Had the Browns won, it wouldn't have done anything to change what's coming tomorrow and in the next few weeks.
Win or lose on Sunday, the Cleveland Browns were in line for a number of high-profile changes within a few hours' time. Had the Browns defeated the Pittsburgh Steelers, head coach Pat Shurmur and general manager Tom Heckert—likely along with a number of coordinators and assistants—would still be out of their jobs.
That they didn't just further highlights why the Browns need to make more changes, though they certainly have every reason to be tired of the rotating carousel of humanity that their franchise has become since returning to the league in 1999.
The 24-10 loss makes it the 12th season in their last 14 that have ended with a below-.500 record, and their 5-11 finish to this season is only a one-game improvement on their 2011 record. Though the Browns managed to string together valuable wins in the latter half of their season, it still doesn't change the fact that things didn't go as well as they could have and, of course, doesn't change the fact that new ownership often results in a whole new staff, the season's record notwithstanding.

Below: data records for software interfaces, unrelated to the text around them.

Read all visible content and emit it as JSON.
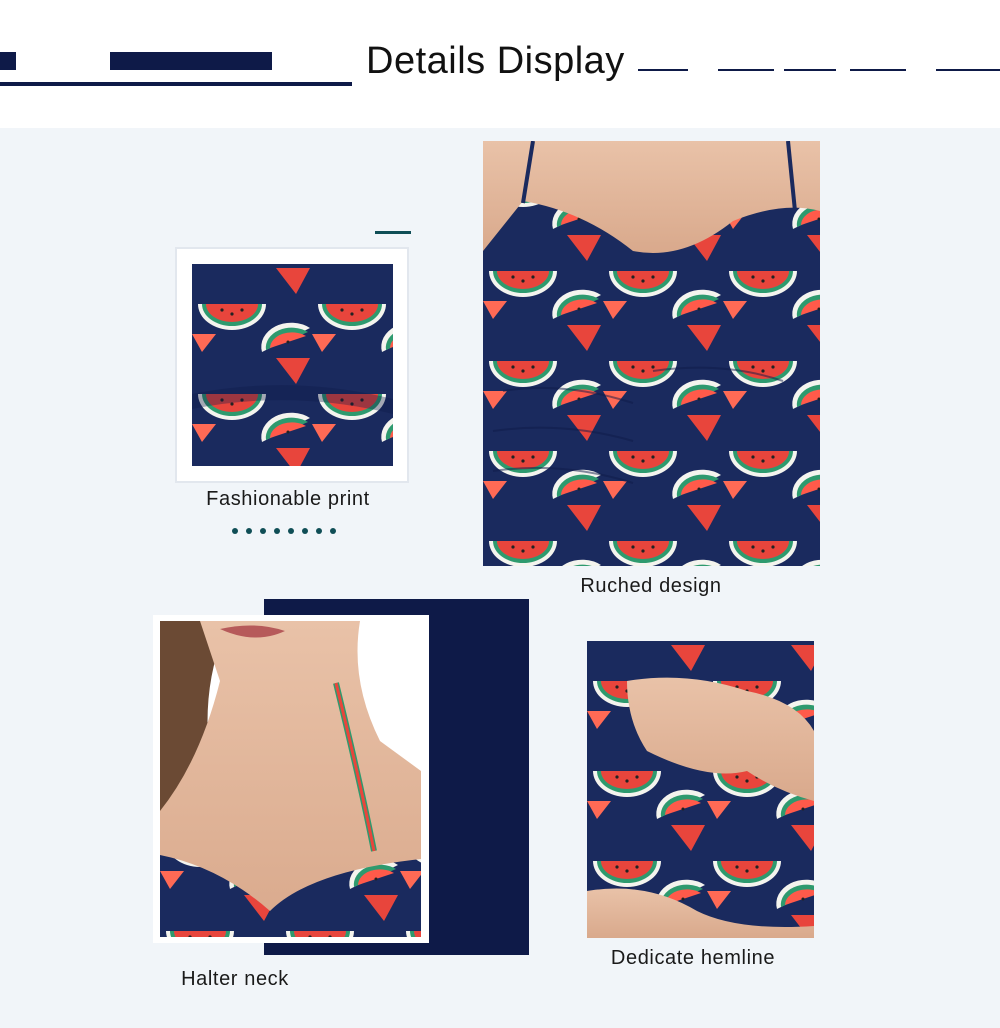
{
  "header": {
    "title": "Details Display"
  },
  "captions": {
    "print": "Fashionable print",
    "ruched": "Ruched design",
    "halter": "Halter neck",
    "hemline": "Dedicate hemline"
  },
  "colors": {
    "navy": "#0e1a48",
    "panel": "#f1f5f9",
    "teal": "#0f4e56",
    "watermelon_red": "#e8453c",
    "rind_green": "#2e9a6e"
  },
  "decor": {
    "dot_count": 8
  }
}
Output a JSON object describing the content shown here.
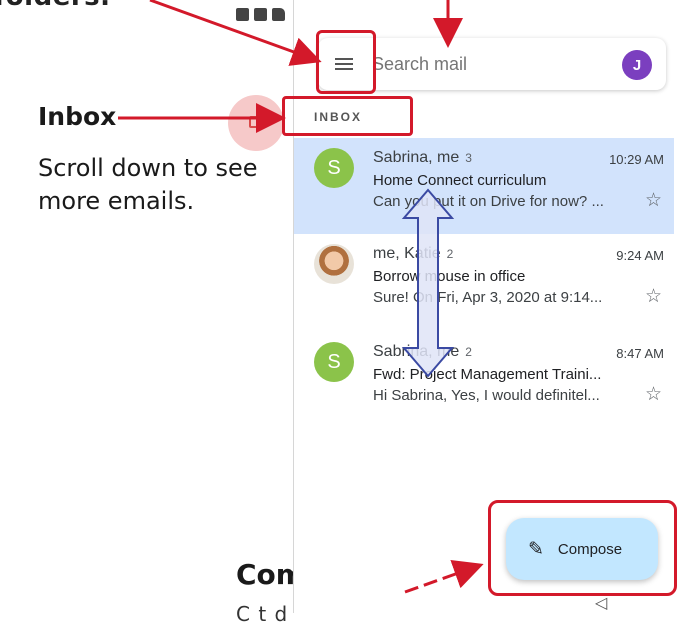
{
  "annotations": {
    "top_cut_text": "folders.",
    "inbox_label": "Inbox",
    "scroll_note": "Scroll down to see more emails.",
    "compose_label": "Compose",
    "bottom_cut_text": "C  t  d"
  },
  "gmail": {
    "search_placeholder": "Search mail",
    "account_initial": "J",
    "section_heading": "INBOX",
    "compose_button": "Compose",
    "icons": [
      "menu-icon",
      "account-avatar",
      "pencil-icon",
      "star-icon",
      "back-triangle-icon"
    ],
    "emails": [
      {
        "sender": "Sabrina, me",
        "count": "3",
        "time": "10:29 AM",
        "subject": "Home Connect curriculum",
        "snippet": "Can you put it on Drive for now? ...",
        "avatar_letter": "S",
        "avatar_color": "#8bc34a",
        "selected": true
      },
      {
        "sender": "me, Katie",
        "count": "2",
        "time": "9:24 AM",
        "subject": "Borrow mouse in office",
        "snippet": "Sure! On Fri, Apr 3, 2020 at 9:14...",
        "avatar_letter": "",
        "avatar_color": "",
        "selected": false
      },
      {
        "sender": "Sabrina, me",
        "count": "2",
        "time": "8:47 AM",
        "subject": "Fwd: Project Management Traini...",
        "snippet": "Hi Sabrina, Yes, I would definitel...",
        "avatar_letter": "S",
        "avatar_color": "#8bc34a",
        "selected": false
      }
    ]
  },
  "colors": {
    "highlight": "#d3192a",
    "selected_row": "#d2e3fc",
    "compose_bg": "#c2e7ff",
    "arrow_fill": "#dfe4f7"
  }
}
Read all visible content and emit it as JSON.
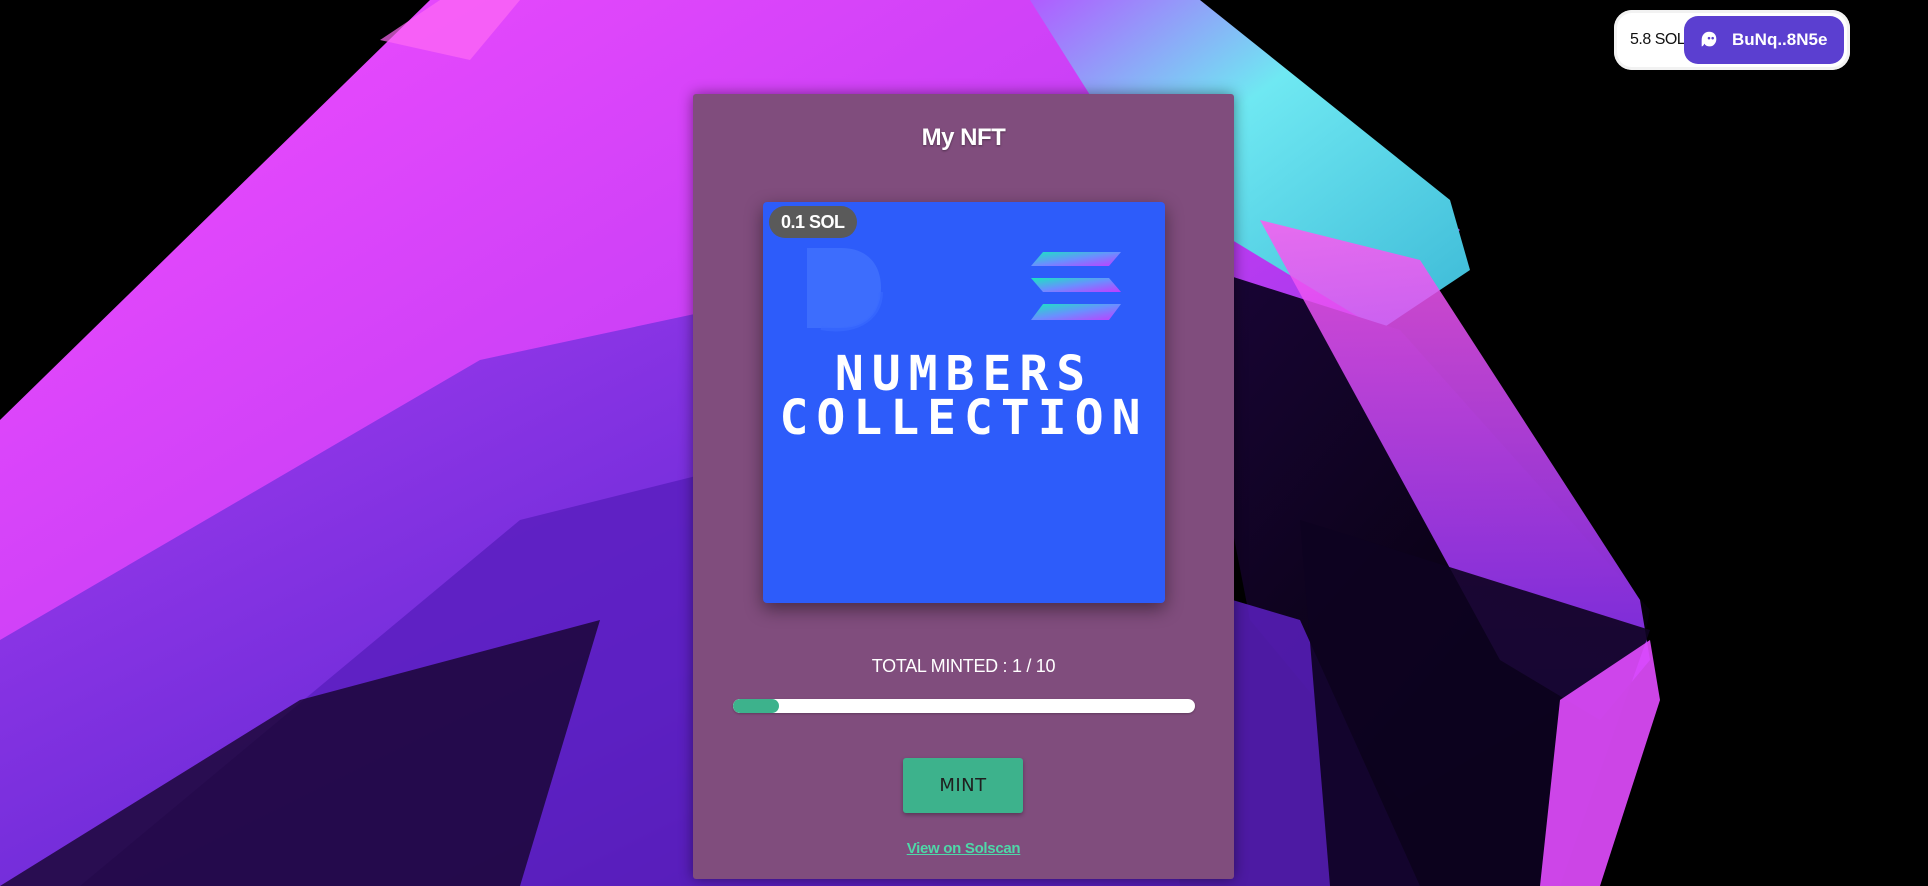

It wasn't the worst loss the Browns could have had this week, considering third-string quarterback Thaddeus Lewis had his first career start and running back Trent Richardson was sidelined with an ankle injury. Though the game was lost on the four Browns turnovers, just one—a first-quarter interception tossed to Steelers safety Troy Polamalu—could be attributable to Lewis. The other three were fumbles, the final committed by Lewis' backup Josh Johnson, who came in near the end of the game after Lewis was injured when sacked by Lawrence Timmons.
Lewis' 22 completions in 32 attempts, for 204 yards, a touchdown and a pick, aren't enough to drum up a new quarterback controversy in Cleveland, but it was enough for the Browns to mostly stay in the game against Pittsburgh if the turnovers weren't an issue. The Browns also out-rushed their Steelers counterparts with 138 yards on 26 carries to Pittsburgh's 91 on 28.
However, the Browns defense didn't force turnovers of their own, and they therefore had no chance to catch up once they fell behind. Two of Cleveland's three lost fumbles resulted in Pittsburgh touchdowns on the ensuing drives, and sacks (four of them) also killed Browns possessions throughout the game.
It's hard to look at this loss as a representative slice of Cleveland's season, simply because this wasn't the roster nor the game plan it was hoping to have to field in Week 17. There aren't lessons to be learned from this game that can serve as a mirror of its entire 2012 season. Had it won, the futures of Shurmur and others in Cleveland wouldn't be any safer; Weeden's job wouldn't be any more or less secure. It's simply just the final thing that needed to happen before the inevitable postseason firings.
Really, this game was no more or less than what it was on the surface—a loss. No seats are any hotter; no time has been bought nor wasted. It was an obstacle that needed to be cleared before the Browns' next permutation becomes a reality. It seems fatalistic, but sometimes, a football game is just a football game when it makes no impact on the future ahead.